£35 / $50 / €40
Jeremiah (2 vols.)
Robert P. Carroll
In this remarkable commentary, first published in 1986, Carroll offered the first systematic study of the book that turned its back on the prevailing trend to use the book to reconstruct the historical Jeremiah, propounding rather the view that the book was the compilation of many small units, much edited and reworked, which were rarely connected originally with a prophet Jeremiah.

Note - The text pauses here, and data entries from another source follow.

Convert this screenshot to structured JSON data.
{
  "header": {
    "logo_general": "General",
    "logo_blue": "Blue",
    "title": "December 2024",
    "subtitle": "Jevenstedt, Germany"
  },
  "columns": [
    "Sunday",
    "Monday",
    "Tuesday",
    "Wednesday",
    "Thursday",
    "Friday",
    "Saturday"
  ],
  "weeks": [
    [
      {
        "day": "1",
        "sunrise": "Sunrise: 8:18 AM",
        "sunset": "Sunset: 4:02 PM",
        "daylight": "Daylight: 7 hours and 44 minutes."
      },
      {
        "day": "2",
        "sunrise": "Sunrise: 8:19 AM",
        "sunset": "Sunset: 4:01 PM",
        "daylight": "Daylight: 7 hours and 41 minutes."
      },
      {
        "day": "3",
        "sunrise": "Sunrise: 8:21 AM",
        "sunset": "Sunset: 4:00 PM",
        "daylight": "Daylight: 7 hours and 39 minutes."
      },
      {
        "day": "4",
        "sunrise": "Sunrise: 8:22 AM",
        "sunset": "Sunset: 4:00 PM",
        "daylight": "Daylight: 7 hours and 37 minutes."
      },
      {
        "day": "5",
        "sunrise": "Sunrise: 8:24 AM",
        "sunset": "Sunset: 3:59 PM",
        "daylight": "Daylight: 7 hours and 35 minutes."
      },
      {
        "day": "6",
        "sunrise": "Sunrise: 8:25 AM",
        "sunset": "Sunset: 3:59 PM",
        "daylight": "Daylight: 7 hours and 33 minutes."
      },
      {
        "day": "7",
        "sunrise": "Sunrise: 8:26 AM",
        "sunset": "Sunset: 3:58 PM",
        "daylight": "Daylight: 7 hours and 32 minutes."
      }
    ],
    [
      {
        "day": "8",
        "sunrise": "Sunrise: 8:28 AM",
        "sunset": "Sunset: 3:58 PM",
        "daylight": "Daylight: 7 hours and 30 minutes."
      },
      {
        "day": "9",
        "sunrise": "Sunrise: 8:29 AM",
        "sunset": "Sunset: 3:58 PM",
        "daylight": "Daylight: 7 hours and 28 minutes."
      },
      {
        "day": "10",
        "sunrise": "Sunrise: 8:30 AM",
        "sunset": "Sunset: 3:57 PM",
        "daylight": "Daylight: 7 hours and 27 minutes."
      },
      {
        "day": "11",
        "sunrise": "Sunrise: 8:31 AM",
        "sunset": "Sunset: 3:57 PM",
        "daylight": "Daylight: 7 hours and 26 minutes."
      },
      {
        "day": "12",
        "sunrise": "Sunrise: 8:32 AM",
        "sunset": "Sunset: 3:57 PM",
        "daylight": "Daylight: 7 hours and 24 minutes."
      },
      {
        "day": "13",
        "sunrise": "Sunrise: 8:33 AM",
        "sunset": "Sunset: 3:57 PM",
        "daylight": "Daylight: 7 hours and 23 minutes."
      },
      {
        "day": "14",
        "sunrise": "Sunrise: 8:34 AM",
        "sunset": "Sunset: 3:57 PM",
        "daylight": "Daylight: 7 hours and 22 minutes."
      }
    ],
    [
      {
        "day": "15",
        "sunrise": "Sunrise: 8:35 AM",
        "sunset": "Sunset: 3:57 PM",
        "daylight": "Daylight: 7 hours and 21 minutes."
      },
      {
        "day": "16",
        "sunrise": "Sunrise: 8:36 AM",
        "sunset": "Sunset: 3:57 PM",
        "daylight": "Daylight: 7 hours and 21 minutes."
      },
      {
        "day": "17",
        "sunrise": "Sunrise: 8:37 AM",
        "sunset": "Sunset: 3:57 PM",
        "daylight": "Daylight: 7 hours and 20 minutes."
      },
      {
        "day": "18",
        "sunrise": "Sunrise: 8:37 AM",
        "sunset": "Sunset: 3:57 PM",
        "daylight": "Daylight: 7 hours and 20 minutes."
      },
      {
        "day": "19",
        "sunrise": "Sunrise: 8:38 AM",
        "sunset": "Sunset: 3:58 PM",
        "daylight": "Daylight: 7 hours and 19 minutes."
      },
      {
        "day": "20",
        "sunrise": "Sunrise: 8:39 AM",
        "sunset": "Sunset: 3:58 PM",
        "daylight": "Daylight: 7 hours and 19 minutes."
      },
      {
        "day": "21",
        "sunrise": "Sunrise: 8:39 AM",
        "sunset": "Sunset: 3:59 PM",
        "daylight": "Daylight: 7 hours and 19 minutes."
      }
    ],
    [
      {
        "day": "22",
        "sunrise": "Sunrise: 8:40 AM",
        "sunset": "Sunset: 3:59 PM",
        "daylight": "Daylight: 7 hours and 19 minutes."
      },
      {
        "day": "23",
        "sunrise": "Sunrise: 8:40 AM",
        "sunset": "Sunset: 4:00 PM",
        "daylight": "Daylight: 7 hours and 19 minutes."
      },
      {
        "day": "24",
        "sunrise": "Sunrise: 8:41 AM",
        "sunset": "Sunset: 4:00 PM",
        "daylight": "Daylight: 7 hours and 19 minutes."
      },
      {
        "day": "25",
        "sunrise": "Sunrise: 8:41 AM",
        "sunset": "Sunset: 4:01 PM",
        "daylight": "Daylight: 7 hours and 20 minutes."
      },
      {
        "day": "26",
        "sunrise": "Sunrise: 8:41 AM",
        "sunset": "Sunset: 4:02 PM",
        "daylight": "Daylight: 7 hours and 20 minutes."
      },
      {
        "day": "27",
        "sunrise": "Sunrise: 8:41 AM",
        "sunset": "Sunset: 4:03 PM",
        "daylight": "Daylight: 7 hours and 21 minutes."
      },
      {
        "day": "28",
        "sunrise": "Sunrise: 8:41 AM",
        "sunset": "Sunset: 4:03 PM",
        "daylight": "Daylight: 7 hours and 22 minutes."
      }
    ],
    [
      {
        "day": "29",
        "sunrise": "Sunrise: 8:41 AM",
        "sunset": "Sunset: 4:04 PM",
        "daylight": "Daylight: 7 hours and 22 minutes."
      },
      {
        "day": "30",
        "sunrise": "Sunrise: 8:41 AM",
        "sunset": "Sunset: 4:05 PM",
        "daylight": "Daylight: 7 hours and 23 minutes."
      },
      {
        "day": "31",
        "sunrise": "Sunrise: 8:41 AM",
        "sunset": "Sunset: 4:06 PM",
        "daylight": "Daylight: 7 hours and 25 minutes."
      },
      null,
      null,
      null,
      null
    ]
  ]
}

Carroll's work has all the expected features of a major biblical commentary: thorough investigation of the original text, in this case also of the sharply divergent Septuagint translation, deep acquaintance with the scholarly literature on the book, unceasing close reading of the work in its final shape and in its detail. But it adds a distinctively Carrollian dimension: its unrelenting analysis of the often conflicting ideological and theological forces that created every aspect of the book, demanding of its readers that they approach it as an unremittingly intellectual literary work.
Unaccountably, this commentary, published originally in the Old Testament Library series of Westminster Press in the USA and SCM Press in the UK, has gone out of print. Sheffield Phoenix Press offers this reprinted edition both because of its continuing significance and as a personal tribute to its author, whose untimely death occurred in 2000.
Robert Carroll was Professor of Hebrew Bible and Semitic Studies in the Department of Theology and Religious Studies at the University of Glasgow.
|Series: Classic Reprints|
|1-905048-63-7, 978-1-905048-63-2 paperback|
|Publication July 2006|
'Erudite, extremely readable, and highly engaging … a magnificent achievement.'
Henry T.C. Sun, Bulletin of the American Schools of Oriental Research
'Will remain a valuable resource through its careful analysis and its dialogue with other contemporary perspectives on the book and the prophet.' Donn F. Morgan, Catholic Biblical Quarterly
'Resolutely pressing fundamental questions whose engagement will draw one deeply into the book … A landmark.' J. Gerald Janzen, Journal of Biblical Literature